If I ever win the privilege of travelling back in time to a date and location of my choice, I want to spend a day observing the original editors of the Hebrew Bible at their remarkable task. Whoever they were and whenever they met, (I’d have difficulty giving the time-cab pilot clear instructions) they were people of extraordinary courage.
They could have said ‘No way!’ and left out the Book of Job which challenges God’s justice, offering no clear answers. They could have said ‘Impolitic, the Assyrians and Babylonians and Greeks are too busy attacking us already!’ and omitted the piercingly self-critical prophecies of Amos and Jeremiah. They could have said ‘Definitely not!’ and consigned Kohelet’s relentless questioning to the undiscovered dustbin of history’s lost masterpieces.
They did no such thing. Instead, they put the most difficult issues right in the heart of the sacred canon, making it everyone’s contemporary for all time, whatever the issues he, she, the entire community, or humanity itself has to face.
It’s customary to read Kohelet (Ecclesiastes) on the Sabbath in the middle of Succot, – that is, tomorrow. Who he was, when he was, and the bottom line of what he actually meant, – these questions remain open to perennial debate.
But one thing is certain. The author was ardent in the relentless pursuit of truth:
I gave my heart to seek and search out by wisdom (1:13)
Unlike so many protected by privilege, he did not hide behind the walls of the castles and gardens he built with such profligacy:
Behold the tears of the oppressed; they have no comforter; and on the side of their oppressors is power (4:10)
Most radically of all, he refused all easy answers, questioning whether life has any enduring meaning whatsoever:
Vanity of vanities, says Kohelet; vanity of vanities, all is vanity. (1:2)

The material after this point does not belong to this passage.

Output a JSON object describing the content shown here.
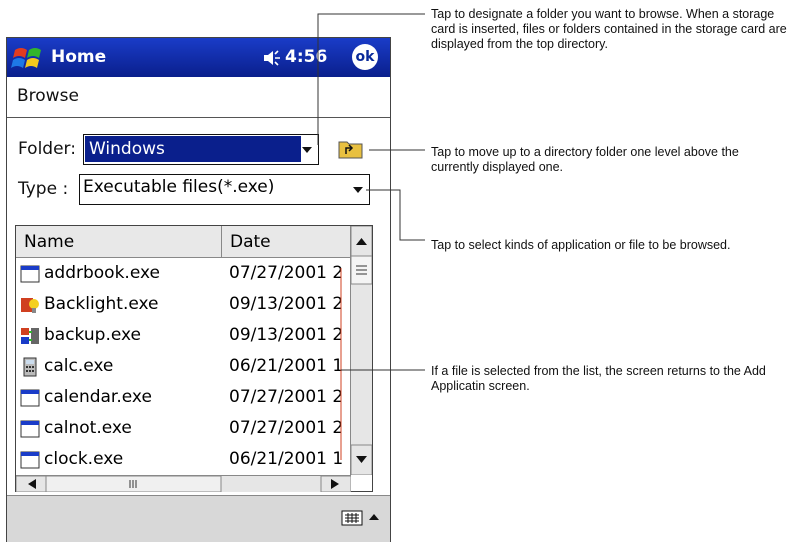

This is, in effect, the strap-line of the book; it’s tantamount to testing every insight by multiplying it by zero and puzzling over the results. He refuses to be fooled.
These courageous qualities of Kohelet struck me forcibly this week for their sharply contemporary message, on two counts.
The first is the decision, taken by vote by UNESCO’s 58-member executive, that there is no ancient and integral relationship between Judaism and the Temple Mount. A fact doesn’t cease to be a fact because a wilfully ignorant group prefers it to be a fiction. The vote is by no means a unique occurrence; it is symptomatic of a civilizational drift away from empiricism towards mythology. It is a sign of the frightening reality that what matters today is all too often not what is, but in whose story it gets wrapped up.
The second is the 50th commemoration of the Aberfan disaster. I remember vividly the day when the huge coal-tip buried alive 116 children and 28 adults. Horror, grief and pity gripped the nation. What I didn’t know then was the slow and laborious manner in which the truth had to be dragged out of the National Coal Board that such a disaster could, and should, have been foreseen. Nor was I aware that the funds to remove the remaining pile of slag, and others like it, which terrified the surviving children were partly taken from the very moneys raised to support the victims, and that it was decades before they were repaid.
Should truth and responsibility cease to matter, lies and injustice will rule. When anyone with sufficient courage tries to call them to account, they will hide behind the virtually impenetrable barriers of fiction and unaccountability.
Therefore, let the voice of Kohelet speak out, probing, questioning, challenging and fearless for the truth.